During the trip you tweeted, “Woodland caribou doomed.” Why?
The Pembina Institute [a Canadian environmental think tank] was talking about how the woodland caribou – basically all of the land that is their range has been leased to oil companies. Maybe not all of it, but a vast majority of it. They showed us a bunch of slides – and they’re sobering. Because it’s a huge percentage of their land, so it’s illegal to do that, yet it’s not being enforced. That was what was really interesting.
Our perception of Canada is a very, very green place. Yet it doesn’t seem they enforce any of their laws. In fact, there was one study we saw from an academic institute that only 1 percent of environmental violations are actually enforced up there. It seems, in fact, that the government is using a lot of power to figure out any way they can get the oil out of the ground. They’re willing to bend any rule.
How will you use these experiences in your filmmaking?
Well, I think we already used the tar sands in Noah, because part of the story of Noah is that we have a responsibility to creation, and if we aren’t responsible for creation then our worth is questioned. That was the kind of message I found in Genesis and that was the story we expanded out of it. But I think as a filmmaker it’s really important to be connected to as much of what’s going on Planet Earth as possible so the stories can be informed by what people are dealing with around the planet.
You’re working on a project called MaddAddam. Does it have an environmental edge?
Yeah, it’s based on the trilogy by Margaret Atwood, a great Canadian writer who actually has done a lot of environmental work.

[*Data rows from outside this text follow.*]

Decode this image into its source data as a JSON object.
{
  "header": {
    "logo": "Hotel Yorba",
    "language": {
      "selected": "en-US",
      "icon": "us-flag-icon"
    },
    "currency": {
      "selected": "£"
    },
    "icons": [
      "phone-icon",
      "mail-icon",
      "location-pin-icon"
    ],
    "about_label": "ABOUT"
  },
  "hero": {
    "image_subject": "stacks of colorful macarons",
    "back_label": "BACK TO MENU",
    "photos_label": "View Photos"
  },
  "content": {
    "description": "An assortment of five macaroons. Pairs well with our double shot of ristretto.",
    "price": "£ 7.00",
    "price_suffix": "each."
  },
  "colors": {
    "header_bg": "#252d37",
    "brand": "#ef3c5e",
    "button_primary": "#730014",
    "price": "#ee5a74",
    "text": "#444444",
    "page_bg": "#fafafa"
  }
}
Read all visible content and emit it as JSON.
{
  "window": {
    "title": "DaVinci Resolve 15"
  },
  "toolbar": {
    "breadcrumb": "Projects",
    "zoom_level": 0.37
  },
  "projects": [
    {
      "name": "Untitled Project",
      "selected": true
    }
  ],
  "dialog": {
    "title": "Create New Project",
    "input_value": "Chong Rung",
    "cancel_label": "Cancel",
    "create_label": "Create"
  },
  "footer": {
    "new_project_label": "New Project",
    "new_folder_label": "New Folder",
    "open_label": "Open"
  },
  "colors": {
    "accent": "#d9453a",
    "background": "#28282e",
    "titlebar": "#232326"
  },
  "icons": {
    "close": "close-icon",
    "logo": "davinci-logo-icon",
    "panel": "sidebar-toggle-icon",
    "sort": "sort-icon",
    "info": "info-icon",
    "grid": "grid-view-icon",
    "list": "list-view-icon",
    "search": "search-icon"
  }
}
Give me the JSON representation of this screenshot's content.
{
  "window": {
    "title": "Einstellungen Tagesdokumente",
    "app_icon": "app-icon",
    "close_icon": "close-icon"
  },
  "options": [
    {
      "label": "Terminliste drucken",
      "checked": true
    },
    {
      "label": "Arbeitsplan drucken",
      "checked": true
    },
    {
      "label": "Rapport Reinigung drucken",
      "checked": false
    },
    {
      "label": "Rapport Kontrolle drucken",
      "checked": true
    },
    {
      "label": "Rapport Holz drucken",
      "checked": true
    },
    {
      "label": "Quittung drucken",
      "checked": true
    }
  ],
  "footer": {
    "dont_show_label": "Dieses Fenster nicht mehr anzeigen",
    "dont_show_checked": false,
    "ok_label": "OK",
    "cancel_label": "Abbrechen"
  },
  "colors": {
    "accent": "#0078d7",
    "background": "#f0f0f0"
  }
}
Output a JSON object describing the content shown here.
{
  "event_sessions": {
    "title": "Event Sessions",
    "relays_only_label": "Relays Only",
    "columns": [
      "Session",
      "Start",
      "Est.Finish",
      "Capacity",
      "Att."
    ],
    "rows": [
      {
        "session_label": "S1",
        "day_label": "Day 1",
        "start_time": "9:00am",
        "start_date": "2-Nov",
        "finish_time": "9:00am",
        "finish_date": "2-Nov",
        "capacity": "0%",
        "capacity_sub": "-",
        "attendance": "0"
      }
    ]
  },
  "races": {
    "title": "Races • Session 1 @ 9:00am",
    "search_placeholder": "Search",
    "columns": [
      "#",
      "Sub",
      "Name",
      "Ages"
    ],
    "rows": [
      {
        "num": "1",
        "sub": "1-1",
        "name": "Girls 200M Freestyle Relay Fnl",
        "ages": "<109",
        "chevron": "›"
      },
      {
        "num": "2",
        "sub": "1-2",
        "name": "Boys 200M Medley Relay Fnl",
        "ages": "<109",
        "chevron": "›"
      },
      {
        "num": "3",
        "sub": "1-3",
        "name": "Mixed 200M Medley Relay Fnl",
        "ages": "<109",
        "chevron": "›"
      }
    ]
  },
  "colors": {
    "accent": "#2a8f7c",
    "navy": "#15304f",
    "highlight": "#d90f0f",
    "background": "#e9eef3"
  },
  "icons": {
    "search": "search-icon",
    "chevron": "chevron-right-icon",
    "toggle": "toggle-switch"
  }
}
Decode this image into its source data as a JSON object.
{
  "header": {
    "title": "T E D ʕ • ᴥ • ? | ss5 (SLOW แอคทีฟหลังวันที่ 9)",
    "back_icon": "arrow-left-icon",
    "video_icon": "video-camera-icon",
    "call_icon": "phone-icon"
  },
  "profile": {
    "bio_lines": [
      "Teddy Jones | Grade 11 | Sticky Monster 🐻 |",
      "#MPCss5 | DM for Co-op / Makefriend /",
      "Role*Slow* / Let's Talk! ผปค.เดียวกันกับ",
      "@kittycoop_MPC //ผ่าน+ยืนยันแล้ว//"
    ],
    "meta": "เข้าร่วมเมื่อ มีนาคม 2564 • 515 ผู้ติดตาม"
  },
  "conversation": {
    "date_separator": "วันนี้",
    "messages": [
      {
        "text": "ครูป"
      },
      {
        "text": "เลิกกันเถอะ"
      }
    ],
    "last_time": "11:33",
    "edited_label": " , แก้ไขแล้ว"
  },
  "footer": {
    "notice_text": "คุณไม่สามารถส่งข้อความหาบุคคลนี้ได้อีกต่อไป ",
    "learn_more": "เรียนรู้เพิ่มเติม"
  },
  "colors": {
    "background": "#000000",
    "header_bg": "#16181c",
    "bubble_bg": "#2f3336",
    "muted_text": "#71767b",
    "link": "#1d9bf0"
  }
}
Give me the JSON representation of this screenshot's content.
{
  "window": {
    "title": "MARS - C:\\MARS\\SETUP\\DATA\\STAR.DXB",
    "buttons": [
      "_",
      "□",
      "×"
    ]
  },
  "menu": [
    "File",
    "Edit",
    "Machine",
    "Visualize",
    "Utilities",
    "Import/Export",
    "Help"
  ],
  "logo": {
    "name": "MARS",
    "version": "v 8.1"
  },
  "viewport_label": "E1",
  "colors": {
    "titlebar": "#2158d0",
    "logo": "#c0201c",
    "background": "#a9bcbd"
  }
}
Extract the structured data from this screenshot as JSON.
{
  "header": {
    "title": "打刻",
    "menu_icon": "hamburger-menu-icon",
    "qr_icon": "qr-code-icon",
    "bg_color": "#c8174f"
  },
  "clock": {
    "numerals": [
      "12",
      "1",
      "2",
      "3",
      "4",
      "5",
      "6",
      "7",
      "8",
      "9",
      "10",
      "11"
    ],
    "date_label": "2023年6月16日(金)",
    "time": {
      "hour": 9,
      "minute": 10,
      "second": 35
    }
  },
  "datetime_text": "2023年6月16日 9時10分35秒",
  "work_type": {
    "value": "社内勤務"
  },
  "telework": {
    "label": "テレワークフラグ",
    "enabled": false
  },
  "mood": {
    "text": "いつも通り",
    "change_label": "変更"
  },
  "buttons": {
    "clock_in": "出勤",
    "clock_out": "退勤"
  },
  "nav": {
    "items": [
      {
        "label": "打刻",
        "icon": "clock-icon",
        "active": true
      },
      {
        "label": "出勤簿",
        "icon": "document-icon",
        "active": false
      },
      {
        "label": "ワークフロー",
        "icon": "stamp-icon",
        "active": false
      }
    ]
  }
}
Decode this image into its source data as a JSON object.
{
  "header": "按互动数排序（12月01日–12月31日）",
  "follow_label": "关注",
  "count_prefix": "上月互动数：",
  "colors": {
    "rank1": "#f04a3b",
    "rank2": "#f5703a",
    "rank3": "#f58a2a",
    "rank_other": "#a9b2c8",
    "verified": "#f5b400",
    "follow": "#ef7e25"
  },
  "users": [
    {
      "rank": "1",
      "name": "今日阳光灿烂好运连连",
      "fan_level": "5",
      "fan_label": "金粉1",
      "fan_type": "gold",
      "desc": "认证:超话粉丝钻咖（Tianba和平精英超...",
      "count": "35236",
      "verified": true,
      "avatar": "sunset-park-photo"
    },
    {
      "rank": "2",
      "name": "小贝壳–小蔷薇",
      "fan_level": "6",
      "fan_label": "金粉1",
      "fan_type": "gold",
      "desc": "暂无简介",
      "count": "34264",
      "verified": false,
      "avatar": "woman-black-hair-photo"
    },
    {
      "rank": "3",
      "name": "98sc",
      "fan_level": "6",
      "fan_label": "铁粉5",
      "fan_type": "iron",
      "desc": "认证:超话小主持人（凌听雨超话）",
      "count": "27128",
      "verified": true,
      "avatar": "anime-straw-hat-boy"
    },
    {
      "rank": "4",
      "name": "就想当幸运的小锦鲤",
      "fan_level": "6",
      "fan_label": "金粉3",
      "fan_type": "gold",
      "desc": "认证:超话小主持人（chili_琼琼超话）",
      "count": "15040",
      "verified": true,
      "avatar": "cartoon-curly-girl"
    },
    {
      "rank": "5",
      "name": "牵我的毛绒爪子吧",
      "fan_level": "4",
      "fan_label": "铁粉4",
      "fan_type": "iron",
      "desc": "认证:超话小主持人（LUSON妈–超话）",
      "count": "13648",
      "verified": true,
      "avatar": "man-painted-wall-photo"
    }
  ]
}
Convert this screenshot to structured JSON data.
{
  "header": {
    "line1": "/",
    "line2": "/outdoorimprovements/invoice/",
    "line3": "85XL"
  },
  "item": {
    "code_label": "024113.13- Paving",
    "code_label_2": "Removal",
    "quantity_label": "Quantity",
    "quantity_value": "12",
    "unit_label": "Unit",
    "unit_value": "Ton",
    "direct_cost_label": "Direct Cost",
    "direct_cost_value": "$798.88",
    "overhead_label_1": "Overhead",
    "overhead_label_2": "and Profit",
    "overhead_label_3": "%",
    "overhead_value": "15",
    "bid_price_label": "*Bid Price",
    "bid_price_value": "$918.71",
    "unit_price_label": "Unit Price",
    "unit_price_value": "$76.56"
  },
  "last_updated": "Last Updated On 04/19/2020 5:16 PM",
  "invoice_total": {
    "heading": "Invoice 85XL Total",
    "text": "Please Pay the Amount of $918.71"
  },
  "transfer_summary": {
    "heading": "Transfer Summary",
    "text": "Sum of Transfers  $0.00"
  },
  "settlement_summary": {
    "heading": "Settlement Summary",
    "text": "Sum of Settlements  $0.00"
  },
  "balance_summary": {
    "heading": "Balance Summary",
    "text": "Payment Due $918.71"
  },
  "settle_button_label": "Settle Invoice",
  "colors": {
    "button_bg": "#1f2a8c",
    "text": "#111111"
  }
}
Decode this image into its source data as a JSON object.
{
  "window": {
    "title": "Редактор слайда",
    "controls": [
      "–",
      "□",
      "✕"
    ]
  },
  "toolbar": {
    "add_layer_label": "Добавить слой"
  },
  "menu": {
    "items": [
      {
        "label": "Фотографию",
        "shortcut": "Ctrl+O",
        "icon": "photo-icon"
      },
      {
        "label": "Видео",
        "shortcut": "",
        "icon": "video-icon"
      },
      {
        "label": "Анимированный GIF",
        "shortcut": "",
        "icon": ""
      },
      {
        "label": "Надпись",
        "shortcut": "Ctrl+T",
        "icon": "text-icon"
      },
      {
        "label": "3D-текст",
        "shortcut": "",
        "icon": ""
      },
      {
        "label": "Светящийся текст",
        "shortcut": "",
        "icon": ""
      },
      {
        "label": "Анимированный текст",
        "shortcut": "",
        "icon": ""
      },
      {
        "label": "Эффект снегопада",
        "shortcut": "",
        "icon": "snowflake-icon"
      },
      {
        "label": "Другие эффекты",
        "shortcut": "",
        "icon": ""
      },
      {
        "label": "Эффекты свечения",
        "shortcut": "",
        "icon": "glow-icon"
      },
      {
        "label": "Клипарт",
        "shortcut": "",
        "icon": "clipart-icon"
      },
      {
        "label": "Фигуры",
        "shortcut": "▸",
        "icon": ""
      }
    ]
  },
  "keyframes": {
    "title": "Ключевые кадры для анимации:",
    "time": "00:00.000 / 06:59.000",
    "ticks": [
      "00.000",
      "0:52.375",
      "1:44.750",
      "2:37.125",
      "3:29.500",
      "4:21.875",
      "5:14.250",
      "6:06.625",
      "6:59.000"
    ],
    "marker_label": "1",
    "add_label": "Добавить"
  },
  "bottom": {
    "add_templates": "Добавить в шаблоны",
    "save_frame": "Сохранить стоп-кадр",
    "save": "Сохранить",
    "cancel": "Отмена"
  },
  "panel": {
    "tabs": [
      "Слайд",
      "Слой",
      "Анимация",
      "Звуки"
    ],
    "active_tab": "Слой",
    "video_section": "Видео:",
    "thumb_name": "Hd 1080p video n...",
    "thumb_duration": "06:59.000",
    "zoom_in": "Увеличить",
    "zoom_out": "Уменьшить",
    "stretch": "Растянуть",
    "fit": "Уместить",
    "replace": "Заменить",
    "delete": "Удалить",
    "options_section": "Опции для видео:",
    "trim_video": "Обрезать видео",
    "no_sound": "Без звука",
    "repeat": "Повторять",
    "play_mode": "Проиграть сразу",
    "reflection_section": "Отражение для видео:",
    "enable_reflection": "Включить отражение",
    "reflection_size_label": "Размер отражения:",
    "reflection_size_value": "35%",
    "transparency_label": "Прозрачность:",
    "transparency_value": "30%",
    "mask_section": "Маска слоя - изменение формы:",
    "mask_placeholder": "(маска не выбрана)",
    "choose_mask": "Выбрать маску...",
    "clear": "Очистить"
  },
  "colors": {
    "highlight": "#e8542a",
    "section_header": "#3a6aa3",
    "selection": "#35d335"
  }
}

Definitely in her writing there’s a lot of ideas about mankind and the planet. I’m the executive producer and we’re developing it into a series.
What’s your expertise as somebody who can speak out knowledgeably about tar sands?
Well, I don’t know if I have – there are a lot more people that are more expert than me. I was happy to work with the Sierra Club, which I think is a great organization. It’s a very respected organization and Michael Brune is a great executive director and by bringing Leo and a little bit less myself – I mean a lot less myself – to the tar sands maybe we can draw a little attention to what’s going on there. A lot of people definitely in the States don’t really have a sense of what it is. They’ve heard of the Keystone Pipeline issue, which is connected to transporting the oil created up in Alberta down to Texas, but they really don’t know how that oil is being extracted and what the impacts of it are. Drawing a little attention to it is great.
My background is – I’ve done a lot of environmental work since I was a teenager. I was trained as a field biologist by the School for Field Studies, which is an organization out of Massachusetts that takes students around the planet to sensitive environmental places and trains them in biology and different sciences. I always had that perspective and I’m definitely trying to get more involved now that I have somewhat of a voice.
What do you think President Obama should do about the Keystone Pipeline?
Absolutely, the benefits for the United States and the world are negative. It should be completely struck down.
This interview has been edited for clarity.